▶ [Problem to solve]
Take from the data every line in which the word "Table" is found.

▶ [Dataset records]
----
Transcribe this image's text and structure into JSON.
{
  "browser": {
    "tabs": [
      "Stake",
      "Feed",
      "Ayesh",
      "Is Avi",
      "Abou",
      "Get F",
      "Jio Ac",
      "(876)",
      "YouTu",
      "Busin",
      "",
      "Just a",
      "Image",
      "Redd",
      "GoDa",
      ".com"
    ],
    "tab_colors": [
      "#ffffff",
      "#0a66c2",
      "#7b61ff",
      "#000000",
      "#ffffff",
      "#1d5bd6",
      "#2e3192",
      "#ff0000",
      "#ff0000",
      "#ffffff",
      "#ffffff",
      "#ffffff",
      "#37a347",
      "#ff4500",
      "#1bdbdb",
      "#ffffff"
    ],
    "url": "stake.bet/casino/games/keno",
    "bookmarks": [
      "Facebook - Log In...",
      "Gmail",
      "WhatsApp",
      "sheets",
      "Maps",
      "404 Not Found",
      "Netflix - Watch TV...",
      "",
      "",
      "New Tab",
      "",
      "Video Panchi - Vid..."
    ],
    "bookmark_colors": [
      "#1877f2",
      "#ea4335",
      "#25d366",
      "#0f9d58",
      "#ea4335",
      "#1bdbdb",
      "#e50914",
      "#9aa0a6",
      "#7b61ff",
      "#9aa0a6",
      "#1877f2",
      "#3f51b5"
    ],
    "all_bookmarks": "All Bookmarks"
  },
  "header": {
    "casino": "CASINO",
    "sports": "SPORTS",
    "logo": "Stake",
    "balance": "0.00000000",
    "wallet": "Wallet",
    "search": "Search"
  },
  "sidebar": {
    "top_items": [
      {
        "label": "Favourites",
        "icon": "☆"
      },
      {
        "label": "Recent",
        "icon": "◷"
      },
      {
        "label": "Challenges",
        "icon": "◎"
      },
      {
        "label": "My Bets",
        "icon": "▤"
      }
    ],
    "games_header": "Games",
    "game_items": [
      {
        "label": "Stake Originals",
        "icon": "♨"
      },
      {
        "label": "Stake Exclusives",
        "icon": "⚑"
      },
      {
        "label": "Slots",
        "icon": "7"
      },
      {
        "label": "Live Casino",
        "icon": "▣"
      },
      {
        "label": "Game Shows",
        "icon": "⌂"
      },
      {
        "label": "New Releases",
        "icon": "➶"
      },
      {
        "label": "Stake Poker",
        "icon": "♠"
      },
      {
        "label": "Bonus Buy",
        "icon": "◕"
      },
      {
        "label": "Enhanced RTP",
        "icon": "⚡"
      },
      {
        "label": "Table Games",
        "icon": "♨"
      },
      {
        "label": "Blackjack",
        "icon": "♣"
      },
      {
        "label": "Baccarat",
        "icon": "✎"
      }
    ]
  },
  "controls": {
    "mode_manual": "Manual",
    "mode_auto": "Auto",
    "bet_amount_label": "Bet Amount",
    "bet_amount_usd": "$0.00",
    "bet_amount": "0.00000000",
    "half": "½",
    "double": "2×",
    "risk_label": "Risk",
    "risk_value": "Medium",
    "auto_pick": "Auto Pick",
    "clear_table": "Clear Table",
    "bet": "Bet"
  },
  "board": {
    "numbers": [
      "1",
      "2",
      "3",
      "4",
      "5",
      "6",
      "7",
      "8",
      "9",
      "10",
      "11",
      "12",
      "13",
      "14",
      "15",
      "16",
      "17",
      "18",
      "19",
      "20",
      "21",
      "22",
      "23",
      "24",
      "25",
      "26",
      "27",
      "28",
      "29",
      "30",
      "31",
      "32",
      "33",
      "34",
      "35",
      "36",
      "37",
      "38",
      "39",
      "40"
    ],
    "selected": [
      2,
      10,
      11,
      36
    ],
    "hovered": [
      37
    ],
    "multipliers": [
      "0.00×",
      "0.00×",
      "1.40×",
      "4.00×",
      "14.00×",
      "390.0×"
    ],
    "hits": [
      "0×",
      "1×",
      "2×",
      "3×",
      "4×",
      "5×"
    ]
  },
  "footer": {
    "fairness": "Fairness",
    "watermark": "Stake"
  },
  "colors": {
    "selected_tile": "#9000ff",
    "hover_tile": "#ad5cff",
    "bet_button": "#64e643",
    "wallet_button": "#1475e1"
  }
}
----
▶ [Answer area]
        "label": "Table Games",
    "clear_table": "Clear Table",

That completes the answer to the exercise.